After going 0-for-2 with two walks in Toronto on Wednesday night, Mauer finishes the year hitting .319 with career highs in games played (147) and plate appearances (641). He also finishes the season atop the on-base percentage leader board (.416) for the second time in his career.

Those 147 games didn't come without sacrifices.

Mauer strapped the catcher's gear on only 74 times, which marks his lowest total in any full season. Mauer also threw out the lowest percentage of base stealers (14%) of his career, although Twins coaches have placed a large chunk of that blame on pitchers taking too long to deliver to home plate.

On Sunday, when asked if he might catch more than 74 times next year -- say, 100-plus -- Mauer said, "I definitely don't rule that out. ... I think this year going over to first (base) was more out of necessity than how it's going to be from here on out. I'm 29 years old, and I still have a lot more games behind the plate. So we'll see what they want to do, but I believe I can go out there and be an everyday catcher."

Despite not catching every day, Mauer has been extremely valuable.

Taking into account all facets of the game -- offense, defense, base running and position scarcity (catcher and shortstop, for instance, are harder positions to play than left field and first base) -- determines a dollar value for each player in the major leagues.

Mike Trout's value this season is listed at $46 million, which is $10 million more than the second-most valuable player, Buster Posey ($36 million). Trout and Posey have higher dollar values than Miguel Cabrera ($33 million) mostly because they play much better defense at more difficult positions.

On the opposite end, Casey Kotchman (-$7 million), Jeff Francoeur (-$5.9 million) and Delmon Young (-$3 million) are examples of players who provided negative value.

Joe Mauer, per Fangraphs, has been worth just a shade under $23 million this season, matching the exact salary he is paid by the Twins.

Of course, the Angels are getting a big discount on Trout, who is paid approximately $500,000. Posey makes about $600,000. The Twins received a similar discount on Mauer prior to his new contract kicking in last season.

Had Mauer played more games at catcher this season, his value would have been even higher, assuming he maintained the same level of productivity. But because of Ryan Doumit's presence, the Twins had the luxury of using Mauer at first base and DH. They'll have that same luxury next year as well.

A section of fans will always hold Mauer's injury-plagued, disappointing 2011 season against him.
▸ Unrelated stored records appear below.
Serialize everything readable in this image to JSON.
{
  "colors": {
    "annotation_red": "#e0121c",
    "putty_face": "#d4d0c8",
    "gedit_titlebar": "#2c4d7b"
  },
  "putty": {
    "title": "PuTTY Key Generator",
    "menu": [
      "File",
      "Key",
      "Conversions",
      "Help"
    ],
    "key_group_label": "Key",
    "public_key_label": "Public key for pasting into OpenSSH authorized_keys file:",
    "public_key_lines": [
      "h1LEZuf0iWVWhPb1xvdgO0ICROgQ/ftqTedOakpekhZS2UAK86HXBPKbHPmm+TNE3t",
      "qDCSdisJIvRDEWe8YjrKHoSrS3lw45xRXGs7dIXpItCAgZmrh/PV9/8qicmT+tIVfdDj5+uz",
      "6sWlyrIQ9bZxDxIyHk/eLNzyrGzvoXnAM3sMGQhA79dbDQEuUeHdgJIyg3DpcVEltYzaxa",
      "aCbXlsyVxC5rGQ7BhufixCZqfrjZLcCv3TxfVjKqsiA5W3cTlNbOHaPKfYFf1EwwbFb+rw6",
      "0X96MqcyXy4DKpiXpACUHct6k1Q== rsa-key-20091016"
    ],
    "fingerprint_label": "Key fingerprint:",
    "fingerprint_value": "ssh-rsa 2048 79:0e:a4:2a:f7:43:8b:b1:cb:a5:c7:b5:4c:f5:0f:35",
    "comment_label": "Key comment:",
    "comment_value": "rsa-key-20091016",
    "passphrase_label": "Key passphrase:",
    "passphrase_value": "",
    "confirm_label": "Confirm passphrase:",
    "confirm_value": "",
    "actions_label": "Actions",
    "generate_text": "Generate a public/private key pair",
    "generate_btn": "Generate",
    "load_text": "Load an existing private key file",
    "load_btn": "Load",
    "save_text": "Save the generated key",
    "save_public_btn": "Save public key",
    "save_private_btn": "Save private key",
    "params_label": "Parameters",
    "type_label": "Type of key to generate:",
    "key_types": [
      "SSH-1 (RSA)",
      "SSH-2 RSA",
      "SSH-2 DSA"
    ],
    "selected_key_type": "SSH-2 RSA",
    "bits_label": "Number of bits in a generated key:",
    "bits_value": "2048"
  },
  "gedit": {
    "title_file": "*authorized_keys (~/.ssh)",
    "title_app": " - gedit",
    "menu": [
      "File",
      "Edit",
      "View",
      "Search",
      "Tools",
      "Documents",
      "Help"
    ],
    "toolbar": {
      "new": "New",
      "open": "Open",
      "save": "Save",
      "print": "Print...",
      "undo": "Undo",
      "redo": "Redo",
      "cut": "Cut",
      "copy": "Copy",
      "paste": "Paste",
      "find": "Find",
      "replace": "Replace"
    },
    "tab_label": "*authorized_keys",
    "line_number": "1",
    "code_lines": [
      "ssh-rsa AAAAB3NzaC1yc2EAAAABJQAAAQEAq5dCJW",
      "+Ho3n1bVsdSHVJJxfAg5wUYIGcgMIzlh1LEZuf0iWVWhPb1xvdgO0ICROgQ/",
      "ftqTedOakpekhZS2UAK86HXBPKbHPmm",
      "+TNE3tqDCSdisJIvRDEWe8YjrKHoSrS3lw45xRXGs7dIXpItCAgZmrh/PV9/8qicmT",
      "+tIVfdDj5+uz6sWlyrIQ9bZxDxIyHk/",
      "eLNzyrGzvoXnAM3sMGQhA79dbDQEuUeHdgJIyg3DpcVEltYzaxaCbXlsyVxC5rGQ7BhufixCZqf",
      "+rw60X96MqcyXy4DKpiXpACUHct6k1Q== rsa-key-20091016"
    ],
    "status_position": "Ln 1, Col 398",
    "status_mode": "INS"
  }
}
Others will continue to point to his lack of 20-home-run power as a detriment.

In reality, Mauer is a batting-average and on-base-percentage machine who hit .372 with runners in scoring position this season.

Mauer isn't Mike Trout. Nor is he Miguel Cabrera. But he is really, really good.

And in 2012, he was on the field more often than at any point in his nine-year career.

Phil Mackey is a columnist for He co-hosts "Mackey & Judd" from 9 a.m. to 1 p.m. weekdays on 1500 ESPN Twin Cities.
Email Phil | @PhilMackey | Mackey & Judd